This past spring and summer I had the opportunity to observe and photograph nesting behaviors of Black-billed Magpies on Antelope Island in northern Utah. Magpies are common in Utah and much of the western US but they’re typically difficult to approach (and very challenging to photograph well because of the contrast of their coal-black and almost pure white plumage) but this pair of birds was so intent on their nest-building activities that they virtually ignored my presence.
Mated pair of Black-billed Magpies
Magpies are monogamous and typically mate for life. This is a mated pair on top of their domed nest in a sagebrush. The male is on the left, the female on the right – males are about 20% larger than females so they are sexually dimorphic. As you can see from the muddy bill of the female they’ve been actively building the mud-bowl found inside the nest. Typically the male provides the heavier branches and sticks for the nest and the female delivers most of the mud for the mud bowl, which probably explains why the female’s bill is so muddy while the male’s is not.
Obtaining mud for then nest
The mud for the bowl of the nest was obtained wherever the birds could find it. When we’d had dry weather they would have to fly quite a distance to get any but after a recent rain they would often get it very close by. This bird has just scooped up a bill-full. When it’s available they’ll sometimes use fresh cattle or bison dung in place of mud.
Mud delivery to the nest
This magpie, presumably the female, (I have a difficult time telling sexes apart unless they’re together) is landing on the nest in front of her but just out of the photo.
More mud for the nest
Here the magpie has landed on the sagebrush where the nest is found with another delivery of mud.
Taking off for more mud
These birds made countless trips for mud and twigs over the many days I was able to observe them. Construction of an entire nest can take up to six weeks. Each nest begins with a mud anchor with twig superstructure which takes 2-3 weeks to build. Then the interior mud bowl – 9 days and the grass lining – 4 days. Approximately 11 days later the female will begin laying her eggs.
Rejecting a twig
Occasionally I would see one of the magpies flying away from the nest with a twig. I presume it was because they found that particular twig unsuitable for construction. This is one of my favorite photographs from the many days I watched these magpies. When the light strikes these birds just right (especially the male) you get an impressive display of iridescence. I was fortunate to get it so well here, especially combined with the upswept tail and the twig in the beak.
Food for the female and young
Only the female incubates the eggs and while she’s doing so she relies on the male for food. In this photo you can see that it’s much later in the spring by the growth of sage coming through the sides of the nest. By this time the eggs had hatched and both parents were providing food for the nestlings. Here, one of the parents is about to deliver a beak full of insects.

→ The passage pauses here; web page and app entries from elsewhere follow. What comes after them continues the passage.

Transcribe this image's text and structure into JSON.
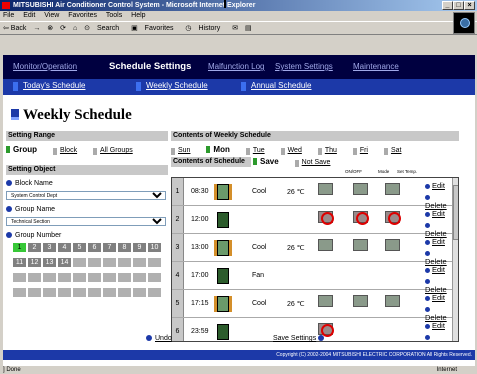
{
  "window": {
    "title": "MITSUBISHI Air Conditioner Control System - Microsoft Internet Explorer"
  },
  "menubar": [
    "File",
    "Edit",
    "View",
    "Favorites",
    "Tools",
    "Help"
  ],
  "toolbar": {
    "back": "⇦ Back",
    "forward": "→",
    "search": "Search",
    "favorites": "Favorites",
    "history": "History"
  },
  "nav": {
    "items": [
      "Monitor/Operation",
      "Schedule Settings",
      "Malfunction Log",
      "System Settings",
      "Maintenance"
    ],
    "selected": "Schedule Settings",
    "logo": "MITSUBISHI ELECTRIC"
  },
  "subnav": [
    "Today's Schedule",
    "Weekly Schedule",
    "Annual Schedule"
  ],
  "page": {
    "title": "Weekly Schedule",
    "setting_range": {
      "header": "Setting Range",
      "options": [
        "Group",
        "Block",
        "All Groups"
      ],
      "selected": "Group"
    },
    "setting_object": {
      "header": "Setting Object",
      "block_label": "Block Name",
      "block_value": "System Control Dept",
      "group_label": "Group Name",
      "group_value": "Technical Section",
      "number_label": "Group Number",
      "numbers": [
        "1",
        "2",
        "3",
        "4",
        "5",
        "6",
        "7",
        "8",
        "9",
        "10",
        "11",
        "12",
        "13",
        "14"
      ],
      "selected_number": "1"
    },
    "weekly": {
      "header": "Contents of Weekly Schedule",
      "days": [
        "Sun",
        "Mon",
        "Tue",
        "Wed",
        "Thu",
        "Fri",
        "Sat"
      ],
      "selected_day": "Mon"
    },
    "schedule": {
      "header": "Contents of Schedule",
      "save_options": [
        "Save",
        "Not Save"
      ],
      "selected_save": "Save",
      "col_headers": [
        "ON/OFF",
        "Mode",
        "Set Temp."
      ],
      "rows": [
        {
          "num": "1",
          "time": "08:30",
          "on": true,
          "mode": "Cool",
          "temp": "26 ℃"
        },
        {
          "num": "2",
          "time": "12:00",
          "on": false,
          "mode": "",
          "temp": ""
        },
        {
          "num": "3",
          "time": "13:00",
          "on": true,
          "mode": "Cool",
          "temp": "26 ℃"
        },
        {
          "num": "4",
          "time": "17:00",
          "on": null,
          "mode": "Fan",
          "temp": ""
        },
        {
          "num": "5",
          "time": "17:15",
          "on": true,
          "mode": "Cool",
          "temp": "26 ℃"
        },
        {
          "num": "6",
          "time": "23:59",
          "on": false,
          "mode": "",
          "temp": ""
        }
      ],
      "edit_label": "Edit",
      "delete_label": "Delete"
    },
    "undo": "Undo",
    "save_settings": "Save Settings",
    "copyright": "Copyright (C) 2002-2004 MITSUBISHI ELECTRIC CORPORATION All Rights Reserved."
  },
  "statusbar": {
    "left": "] Done",
    "right": "Internet"
  }
}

Sagebrush with magpie nest, Great Salt Lake in background
This is the sagebrush that contains the nest. The photo was taken in August – long after the nest had been abandoned for the year. The top of the nest can barely be seen at top, just right of center but this very large nest was mostly out of sight within the bush.
Juvenile magpie, on the nest
Circumstances prevented me from visiting the nest as the youngsters were fledging but when I was able to return in early July I found two of the juveniles still at the nest. This is one of them. You can clearly see the perimeter of the top of the nest through the summer greenery.
Interestingly, the two birds of a mated pair sometimes have a difference of opinion about where the nest should be constructed and it’s not unusual for two nests to be constructed even though only one can be used. I often saw these birds raiding another nest in the vicinity for construction materials and now wonder if they had built both nests this year and then as egg laying time approached they decided that the second nest would be a good source of twigs. Speculation on my part but I can’t help myself…
My good friend Mia and I had a wonderful time observing and photographing these magpies and we’re already making plans to do something similar early next spring.